Monday, 11 May 2009

The Importance of Sampling

Thank Goodness I've learned some patience in doing projects. The wool hood is sewn up. The lining is cut and set aside. Now is the time to dye it. Sooooooo, I though that I might try some of the Earthhues Madder pigment that I picked up last summer. But I thought, perhaps I should sample first... novel idea but still... I mordanted a bunch of Shetland wool that was washed last fall and set aside.
I used about 200 grams of fibre and mordanted it with Alum at 10% WOG. I read instructions that suggested 10% WOG madder extract in order to get a nice, deep red. I really was going for a medium reddish colour, even lighter would be great, so I only used 5% madder extract to 100 grams of mordanted fibre.

EGAD! The sample, okay my sample is 100 grams, is bright cherry red! This was cooking it for just over an hour and the pot didn't even get up to 150°F. I've got a second 100 grams of fibre in there and it's almost as brilliantly coloured. I'm so happy I sampled first as it's just not the colour that I wanted.
Why the brilliant red? Does the extraction process get rid of some of the yellows? I've no idea but it is very good to know. I'm amazed at the potency of the extract though. The only madder root I have ready is for a class I'm giving on May 30th and the roots I dug up are still at the farm, drying. The hood isn't going to be madder red but rather I think maybe I'll go for a green. I've got woad powder and yellow dye plants just about ready to harvest. I think that might be a safer bet.

I've noticed a bunch of winter kill in the garden. It looks like 3 lavender plants didn't make it which are easy to replace. Sadly the yellow tree peony didn't survive the winter either. It was a pretty plant, though the blooms were so heavy that sometimes they hid under the leaves. It will be much harder to replace as I've not seen anything other that run of the mill garden peony plants anywhere of late.

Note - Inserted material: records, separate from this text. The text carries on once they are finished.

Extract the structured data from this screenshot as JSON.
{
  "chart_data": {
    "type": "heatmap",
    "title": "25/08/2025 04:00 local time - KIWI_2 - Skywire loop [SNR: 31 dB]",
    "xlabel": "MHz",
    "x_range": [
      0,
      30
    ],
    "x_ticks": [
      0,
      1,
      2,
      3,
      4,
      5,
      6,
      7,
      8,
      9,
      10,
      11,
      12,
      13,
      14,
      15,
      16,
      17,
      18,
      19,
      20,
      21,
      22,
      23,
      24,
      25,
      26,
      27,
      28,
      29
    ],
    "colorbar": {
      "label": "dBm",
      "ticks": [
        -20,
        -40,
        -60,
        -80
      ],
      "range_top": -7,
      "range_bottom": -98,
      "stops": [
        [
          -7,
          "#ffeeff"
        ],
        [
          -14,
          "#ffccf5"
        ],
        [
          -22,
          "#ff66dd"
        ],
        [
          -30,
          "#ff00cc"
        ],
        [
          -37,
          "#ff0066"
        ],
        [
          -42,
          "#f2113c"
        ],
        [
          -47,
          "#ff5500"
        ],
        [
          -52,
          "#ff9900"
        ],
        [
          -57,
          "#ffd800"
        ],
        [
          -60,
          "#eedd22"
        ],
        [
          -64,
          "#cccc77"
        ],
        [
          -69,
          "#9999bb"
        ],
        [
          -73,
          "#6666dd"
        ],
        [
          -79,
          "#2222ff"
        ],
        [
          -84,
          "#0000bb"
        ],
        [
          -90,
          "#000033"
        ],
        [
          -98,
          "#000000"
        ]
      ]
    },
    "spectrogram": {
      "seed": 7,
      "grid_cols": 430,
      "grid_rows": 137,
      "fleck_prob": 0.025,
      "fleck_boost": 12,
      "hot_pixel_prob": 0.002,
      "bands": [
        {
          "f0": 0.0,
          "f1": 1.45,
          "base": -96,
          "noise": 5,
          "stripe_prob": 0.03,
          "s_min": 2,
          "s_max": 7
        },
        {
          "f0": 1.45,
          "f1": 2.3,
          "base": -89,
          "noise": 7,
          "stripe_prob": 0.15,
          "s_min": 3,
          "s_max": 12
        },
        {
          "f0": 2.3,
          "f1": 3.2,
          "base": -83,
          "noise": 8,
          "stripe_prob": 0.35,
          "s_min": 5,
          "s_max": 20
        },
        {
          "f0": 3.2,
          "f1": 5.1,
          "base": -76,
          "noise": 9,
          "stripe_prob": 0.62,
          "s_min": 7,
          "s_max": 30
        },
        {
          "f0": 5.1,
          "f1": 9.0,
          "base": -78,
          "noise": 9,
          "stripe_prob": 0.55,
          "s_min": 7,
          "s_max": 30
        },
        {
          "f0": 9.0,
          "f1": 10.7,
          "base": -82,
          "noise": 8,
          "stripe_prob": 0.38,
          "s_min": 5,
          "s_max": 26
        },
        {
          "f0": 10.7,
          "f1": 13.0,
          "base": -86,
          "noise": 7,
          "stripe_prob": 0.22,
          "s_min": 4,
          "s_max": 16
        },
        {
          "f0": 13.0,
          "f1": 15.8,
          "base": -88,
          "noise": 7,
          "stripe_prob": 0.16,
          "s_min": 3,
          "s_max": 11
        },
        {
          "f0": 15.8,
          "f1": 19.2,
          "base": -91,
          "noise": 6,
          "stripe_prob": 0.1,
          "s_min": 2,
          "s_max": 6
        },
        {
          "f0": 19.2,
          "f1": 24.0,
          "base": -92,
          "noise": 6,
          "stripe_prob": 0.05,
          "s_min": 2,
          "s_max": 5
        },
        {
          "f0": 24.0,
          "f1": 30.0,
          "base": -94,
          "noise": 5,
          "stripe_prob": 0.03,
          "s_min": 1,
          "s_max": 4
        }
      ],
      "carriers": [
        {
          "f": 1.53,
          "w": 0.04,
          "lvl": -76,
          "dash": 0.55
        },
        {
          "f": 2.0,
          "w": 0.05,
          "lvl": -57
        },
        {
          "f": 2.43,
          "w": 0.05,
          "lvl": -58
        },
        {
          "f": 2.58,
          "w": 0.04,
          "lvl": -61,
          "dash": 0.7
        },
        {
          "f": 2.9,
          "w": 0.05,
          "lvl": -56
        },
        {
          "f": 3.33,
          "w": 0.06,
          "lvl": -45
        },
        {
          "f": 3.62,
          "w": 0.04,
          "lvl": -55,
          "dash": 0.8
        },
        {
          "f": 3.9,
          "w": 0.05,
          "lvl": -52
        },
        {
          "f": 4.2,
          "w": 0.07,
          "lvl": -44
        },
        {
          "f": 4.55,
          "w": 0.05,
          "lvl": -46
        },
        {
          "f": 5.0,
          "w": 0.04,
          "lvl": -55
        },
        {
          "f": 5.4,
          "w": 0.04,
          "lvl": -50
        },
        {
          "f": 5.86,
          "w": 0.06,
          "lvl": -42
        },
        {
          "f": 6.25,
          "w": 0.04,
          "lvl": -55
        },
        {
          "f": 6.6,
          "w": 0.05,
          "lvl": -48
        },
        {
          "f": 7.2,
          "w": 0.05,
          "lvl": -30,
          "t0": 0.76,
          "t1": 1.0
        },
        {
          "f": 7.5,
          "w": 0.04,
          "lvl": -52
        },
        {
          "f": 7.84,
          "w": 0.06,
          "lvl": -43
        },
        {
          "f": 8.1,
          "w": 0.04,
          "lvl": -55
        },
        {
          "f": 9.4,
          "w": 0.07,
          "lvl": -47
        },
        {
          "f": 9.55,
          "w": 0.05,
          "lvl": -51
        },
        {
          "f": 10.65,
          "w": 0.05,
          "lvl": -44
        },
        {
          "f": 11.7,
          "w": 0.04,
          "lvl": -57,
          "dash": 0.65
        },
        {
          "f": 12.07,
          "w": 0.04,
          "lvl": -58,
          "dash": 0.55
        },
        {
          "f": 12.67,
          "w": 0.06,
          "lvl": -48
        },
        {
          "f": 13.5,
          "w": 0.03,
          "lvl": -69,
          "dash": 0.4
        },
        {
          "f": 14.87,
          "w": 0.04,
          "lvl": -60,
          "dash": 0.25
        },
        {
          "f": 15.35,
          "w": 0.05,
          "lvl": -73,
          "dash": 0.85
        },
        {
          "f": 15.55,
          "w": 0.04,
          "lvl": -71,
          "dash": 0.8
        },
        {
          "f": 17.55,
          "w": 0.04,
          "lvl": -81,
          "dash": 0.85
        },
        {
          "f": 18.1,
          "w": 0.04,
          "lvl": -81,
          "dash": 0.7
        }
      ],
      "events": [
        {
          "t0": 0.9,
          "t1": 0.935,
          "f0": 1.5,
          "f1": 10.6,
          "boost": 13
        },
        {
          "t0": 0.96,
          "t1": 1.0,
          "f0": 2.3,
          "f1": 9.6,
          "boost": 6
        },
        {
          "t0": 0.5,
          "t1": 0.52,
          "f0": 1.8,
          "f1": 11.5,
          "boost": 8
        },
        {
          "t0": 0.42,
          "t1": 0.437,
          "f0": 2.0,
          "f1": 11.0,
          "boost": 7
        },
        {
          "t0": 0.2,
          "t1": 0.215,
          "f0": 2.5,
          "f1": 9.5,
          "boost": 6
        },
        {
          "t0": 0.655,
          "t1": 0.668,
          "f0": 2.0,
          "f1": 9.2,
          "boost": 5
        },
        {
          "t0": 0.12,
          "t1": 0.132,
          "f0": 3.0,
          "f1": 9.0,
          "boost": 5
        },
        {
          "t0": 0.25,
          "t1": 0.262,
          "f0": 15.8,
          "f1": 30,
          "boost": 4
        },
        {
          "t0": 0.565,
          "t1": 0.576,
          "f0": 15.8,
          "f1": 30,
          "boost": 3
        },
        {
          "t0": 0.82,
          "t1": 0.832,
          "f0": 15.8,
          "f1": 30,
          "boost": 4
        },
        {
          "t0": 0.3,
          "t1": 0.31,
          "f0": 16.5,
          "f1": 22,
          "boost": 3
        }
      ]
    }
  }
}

1 comment:

Helen said...

Well I am very envious of your red,in my soft water area even the extracts don't give me a red. The extracting process does seem to extract the red part of madder-probably alizarin leaving the yellow behind. The extracts tend to be more stable too.